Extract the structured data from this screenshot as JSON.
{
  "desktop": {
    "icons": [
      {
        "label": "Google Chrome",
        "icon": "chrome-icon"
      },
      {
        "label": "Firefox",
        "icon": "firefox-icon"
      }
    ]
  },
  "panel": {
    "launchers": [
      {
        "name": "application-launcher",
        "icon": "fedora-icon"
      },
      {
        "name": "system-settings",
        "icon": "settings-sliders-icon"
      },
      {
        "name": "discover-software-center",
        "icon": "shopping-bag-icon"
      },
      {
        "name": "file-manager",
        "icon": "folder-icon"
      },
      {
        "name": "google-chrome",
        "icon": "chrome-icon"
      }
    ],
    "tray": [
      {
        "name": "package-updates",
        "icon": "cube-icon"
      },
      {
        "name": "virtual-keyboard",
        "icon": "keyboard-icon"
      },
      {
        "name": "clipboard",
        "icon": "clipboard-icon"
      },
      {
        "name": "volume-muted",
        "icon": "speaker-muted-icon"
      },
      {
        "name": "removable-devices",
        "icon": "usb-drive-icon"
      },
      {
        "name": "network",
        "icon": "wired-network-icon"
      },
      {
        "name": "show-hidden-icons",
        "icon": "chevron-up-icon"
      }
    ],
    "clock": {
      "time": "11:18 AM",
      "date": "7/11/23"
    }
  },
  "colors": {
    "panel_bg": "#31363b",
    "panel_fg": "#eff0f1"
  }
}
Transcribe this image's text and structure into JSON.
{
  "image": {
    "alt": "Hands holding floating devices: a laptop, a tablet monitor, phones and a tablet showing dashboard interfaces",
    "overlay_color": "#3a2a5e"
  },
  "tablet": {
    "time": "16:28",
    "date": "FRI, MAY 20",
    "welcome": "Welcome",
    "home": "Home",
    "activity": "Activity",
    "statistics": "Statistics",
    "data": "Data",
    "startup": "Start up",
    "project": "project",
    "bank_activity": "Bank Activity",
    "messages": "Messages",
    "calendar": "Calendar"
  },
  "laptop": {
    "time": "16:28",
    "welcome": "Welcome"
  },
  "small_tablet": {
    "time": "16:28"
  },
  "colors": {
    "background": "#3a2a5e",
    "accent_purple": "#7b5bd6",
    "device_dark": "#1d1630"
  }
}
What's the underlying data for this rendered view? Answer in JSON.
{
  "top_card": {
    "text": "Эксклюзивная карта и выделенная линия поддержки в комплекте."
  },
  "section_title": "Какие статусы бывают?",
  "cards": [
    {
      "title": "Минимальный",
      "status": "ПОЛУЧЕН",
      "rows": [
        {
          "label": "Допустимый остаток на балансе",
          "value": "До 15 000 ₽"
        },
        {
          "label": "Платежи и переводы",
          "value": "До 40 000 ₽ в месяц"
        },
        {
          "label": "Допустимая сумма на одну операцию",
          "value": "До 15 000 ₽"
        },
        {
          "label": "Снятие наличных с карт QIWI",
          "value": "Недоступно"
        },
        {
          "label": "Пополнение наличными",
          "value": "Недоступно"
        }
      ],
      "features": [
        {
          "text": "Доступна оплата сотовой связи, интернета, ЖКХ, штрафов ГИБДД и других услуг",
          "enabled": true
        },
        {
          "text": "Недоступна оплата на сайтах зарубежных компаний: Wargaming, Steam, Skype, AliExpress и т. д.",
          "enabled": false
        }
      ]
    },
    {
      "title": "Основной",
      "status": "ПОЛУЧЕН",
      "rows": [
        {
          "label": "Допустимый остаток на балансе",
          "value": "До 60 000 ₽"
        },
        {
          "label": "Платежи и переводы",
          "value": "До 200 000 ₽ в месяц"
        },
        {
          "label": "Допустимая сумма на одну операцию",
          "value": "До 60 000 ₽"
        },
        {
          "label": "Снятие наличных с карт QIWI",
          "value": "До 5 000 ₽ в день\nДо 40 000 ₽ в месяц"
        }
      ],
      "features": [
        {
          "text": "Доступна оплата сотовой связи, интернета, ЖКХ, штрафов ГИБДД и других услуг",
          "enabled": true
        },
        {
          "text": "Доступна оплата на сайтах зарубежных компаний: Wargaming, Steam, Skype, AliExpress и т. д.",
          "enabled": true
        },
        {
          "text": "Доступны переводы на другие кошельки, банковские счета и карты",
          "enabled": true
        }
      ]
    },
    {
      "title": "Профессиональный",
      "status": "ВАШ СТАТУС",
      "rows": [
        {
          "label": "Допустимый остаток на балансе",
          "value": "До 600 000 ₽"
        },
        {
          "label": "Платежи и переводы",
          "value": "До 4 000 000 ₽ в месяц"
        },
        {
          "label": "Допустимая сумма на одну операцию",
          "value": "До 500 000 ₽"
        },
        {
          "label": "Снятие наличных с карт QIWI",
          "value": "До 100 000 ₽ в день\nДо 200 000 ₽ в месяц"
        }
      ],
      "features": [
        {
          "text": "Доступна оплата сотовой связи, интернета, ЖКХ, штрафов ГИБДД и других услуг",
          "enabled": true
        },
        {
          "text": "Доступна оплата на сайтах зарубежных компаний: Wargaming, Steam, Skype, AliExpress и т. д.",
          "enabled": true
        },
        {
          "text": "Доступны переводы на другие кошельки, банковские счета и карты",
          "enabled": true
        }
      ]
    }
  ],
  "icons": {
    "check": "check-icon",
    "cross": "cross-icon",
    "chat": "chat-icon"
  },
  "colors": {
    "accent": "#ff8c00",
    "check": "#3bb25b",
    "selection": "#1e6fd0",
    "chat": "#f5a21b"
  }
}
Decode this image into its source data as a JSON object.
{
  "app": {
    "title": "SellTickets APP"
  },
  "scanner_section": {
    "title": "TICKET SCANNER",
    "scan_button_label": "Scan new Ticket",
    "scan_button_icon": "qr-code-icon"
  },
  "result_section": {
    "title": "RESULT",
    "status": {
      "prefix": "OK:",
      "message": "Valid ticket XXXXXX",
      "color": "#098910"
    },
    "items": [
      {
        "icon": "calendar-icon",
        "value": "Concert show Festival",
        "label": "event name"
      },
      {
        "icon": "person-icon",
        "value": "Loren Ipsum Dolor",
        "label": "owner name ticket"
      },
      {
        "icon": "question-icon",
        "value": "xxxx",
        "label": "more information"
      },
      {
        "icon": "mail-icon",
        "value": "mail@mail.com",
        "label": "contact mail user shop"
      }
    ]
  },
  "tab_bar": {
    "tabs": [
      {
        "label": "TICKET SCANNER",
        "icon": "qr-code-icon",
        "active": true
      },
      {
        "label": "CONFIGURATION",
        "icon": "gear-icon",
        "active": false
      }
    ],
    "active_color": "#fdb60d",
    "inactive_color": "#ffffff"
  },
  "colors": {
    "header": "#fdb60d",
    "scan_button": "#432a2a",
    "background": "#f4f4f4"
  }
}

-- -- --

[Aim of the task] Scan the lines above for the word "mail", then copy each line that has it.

[Output for this task]
        "icon": "mail-icon",
        "value": "mail@mail.com",
        "label": "contact mail user shop"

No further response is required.